To cleanse myself of the heavy post I wrote about last week’s new thing, I am keeping this one (mostly) light and fun.
My friend Jason is a local musician and librarian extraordinaire. He has fronted a classic grunge-style garage band here in Spokane for many years, which means he has connections to performers and artists throughout the Inland Northwest. Jason is also a forward-thinking, innovative, and creative person. So it came as no surprise to me that he decided to marry his background in the music scene with his full-time work as a city librarian.
Jason came up with an idea to start a new monthly event called Lilac City Live. It is modeled after traditional late night talk shows like The Tonight Show and Late Night with Conan O’Brien. There is a stage with flattering lighting, friendly and funny hosts, a live studio audience, a city backdrop (in our case, it’s real and it’s beautiful), and a litany guests coming on to promote their latest work.
I’ve never been to a taping of a talk show, though I’ve always wanted to, and if I ever make it out to New York or Los Angeles, attending one is on the top of my to-do list. However, Lilac City Live comes pretty close to what I imagine a live taping is like. Except it was in the library. With a cash bar.
That’s right, folks, we drank IN A LIBRARY. I bet you’ve never done that! Well, maybe you have, but probably not legally.

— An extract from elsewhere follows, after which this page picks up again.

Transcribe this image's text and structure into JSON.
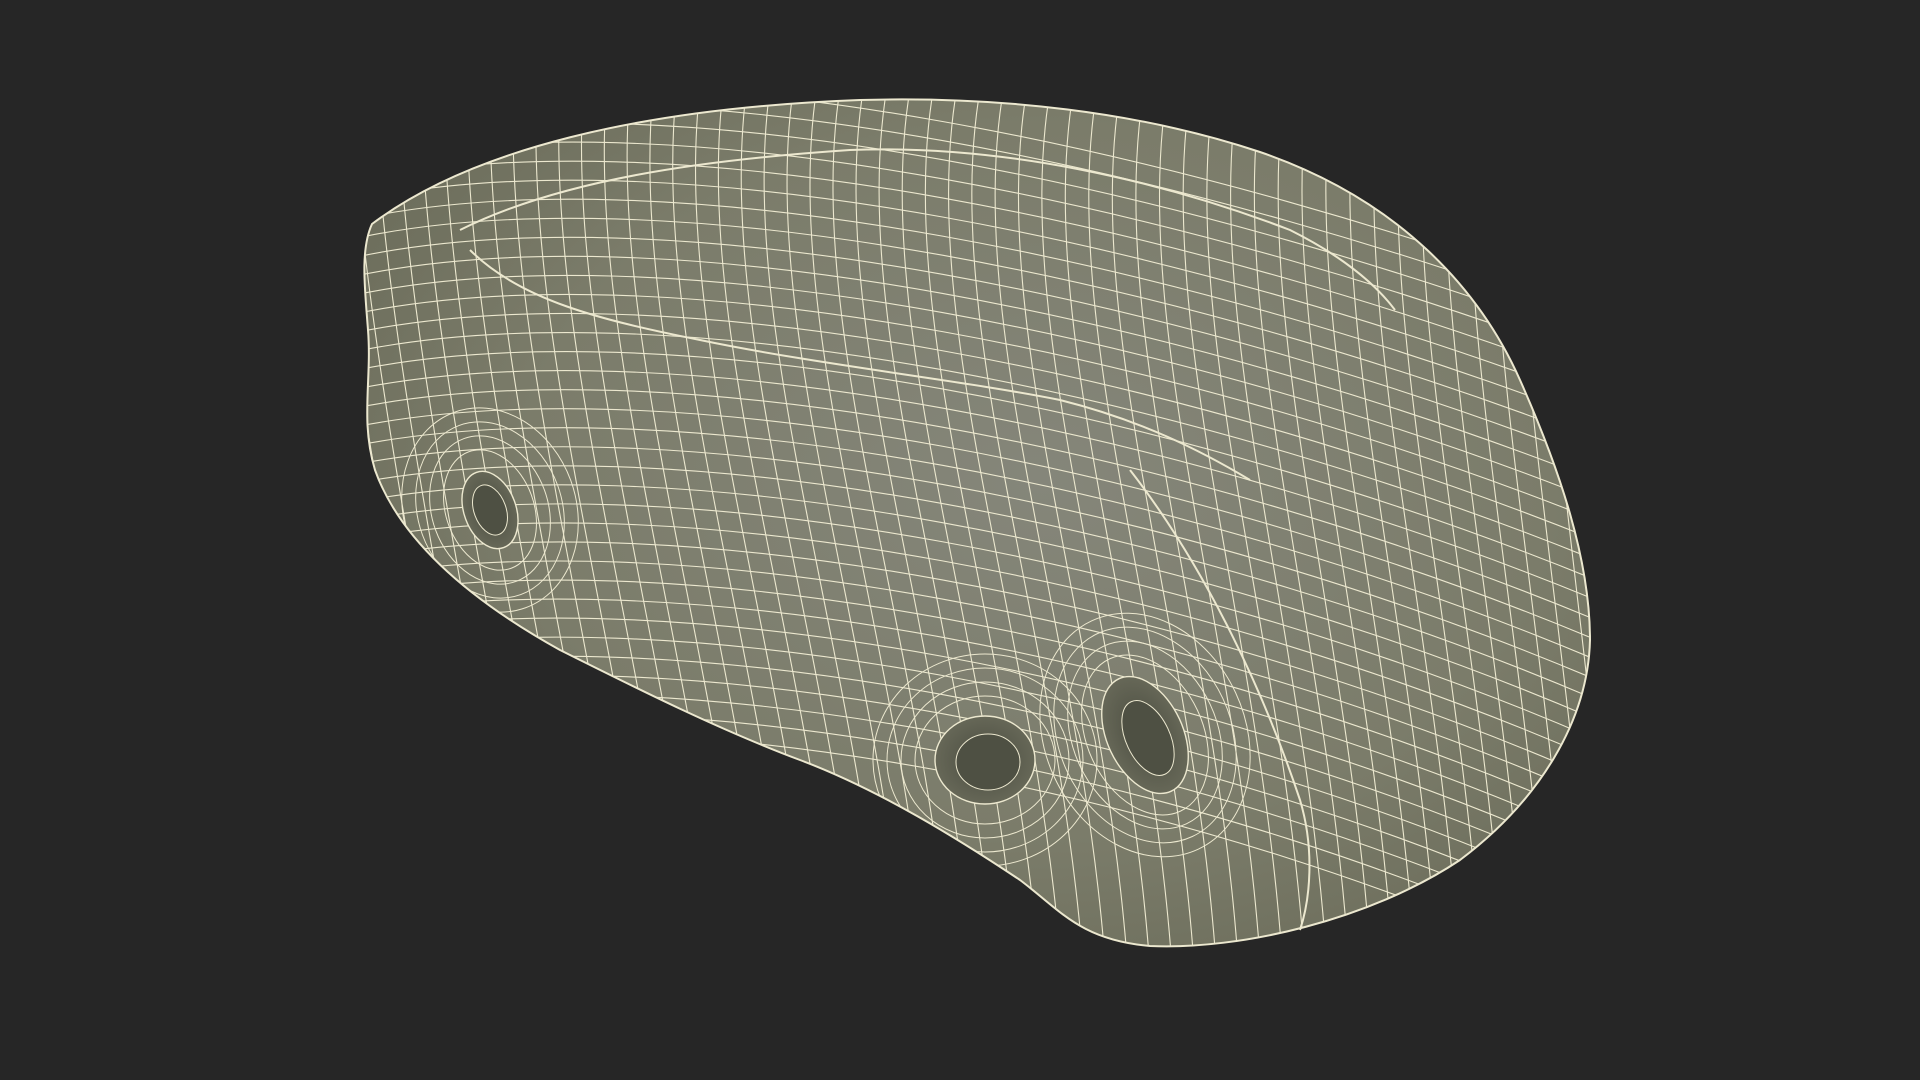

The show was hosted by Ryan Dean Tucker and Sean Glasgow, who once hosted their own show called Beat City Live. Guests of this night’s episode included author Sharma Shields, whose book The Sasquatch Hunter’s Almanac was released to critical acclaim in 2015 and who has a new book coming out soon; Amber Hoit, a very talented local fine artist; Marshall Mclean, one of my favorite local musicians; and Ryan McComb, a standup comic who will have his first showcase at the Spokane Comedy Club soon.
Friends, who knew Spokane could be so cool?
The answer is me. I did. That’s why my wife and I still live here.
But for real, it’s been quite the journey to see Spokane transition from a dead-end town with a serious lack of culture to a young, lively town full of entrepreneurs and creative people who are building this town into a destination for people who want a city that is affordable and unique.
So these young people are creating and running things like Terrain, Lilac City Fairy Tales, The Bartlett, Spark Central, Lilac City Live, Bazaar, Volume, Crave, etc. Meanwhile, I’m writing about eating a goddamn hamburger.
Folks, I try not to feel as though I missed my window, but in some ways, I think I did. I’ve been listening to a lot of podcasts lately, and people like Tiffany Haddish and Charlamagne tha God discuss how many years they’ve been at their craft, how many years they spent in the trenches slogging away, and are just now getting their dues. If I slog that long at this craft before I ever get paid for it, I’ll be in fifties or older. Will anyone care by then? Will my voice be relevant?
Is it even relevant now?
I’m so proud and excited and invigorated by the cool, important, artistic things my friends and acquaintances are doing, but I can’t help but feel as if my struggles with mental health and my full-time career as a teacher have hindered my ability to do anything of note with my life.
My wife tells me my voice is important and unique, but I’m not so sure. There are plenty of women out there telling their stories who have much more to say and in better words than I do. Is there still room for me? I truly don’t know. There are so many things I want to say, and I want people to hear them and read them and like them (or hate them), but maybe that isn’t my destiny.
Whenever I get to thinking about the paths I didn’t take, or took too late, I try to remember that there are others who found their groove later in life. My aunt Wendy is one of them. For as long as I’ve known her, she wanted to be a musician. But she was shy and didn’t think anyone would truly be interested in her music. She was also a mom, a wife, and a full-time paralegal. She just never took the time to give herself a shot at her dream.
That is, until she was in her forties. She started with private guitar lessons and recording covers of well-known country songs on her home computer. Then she branched out into open mic nights, where she met others who found her voice to be beautiful, unique, and necessary. Now she’s in her own band, Blackfoot Daisy, and performs all over Atlanta.
Maybe there’s no such thing as too late. One can only hope.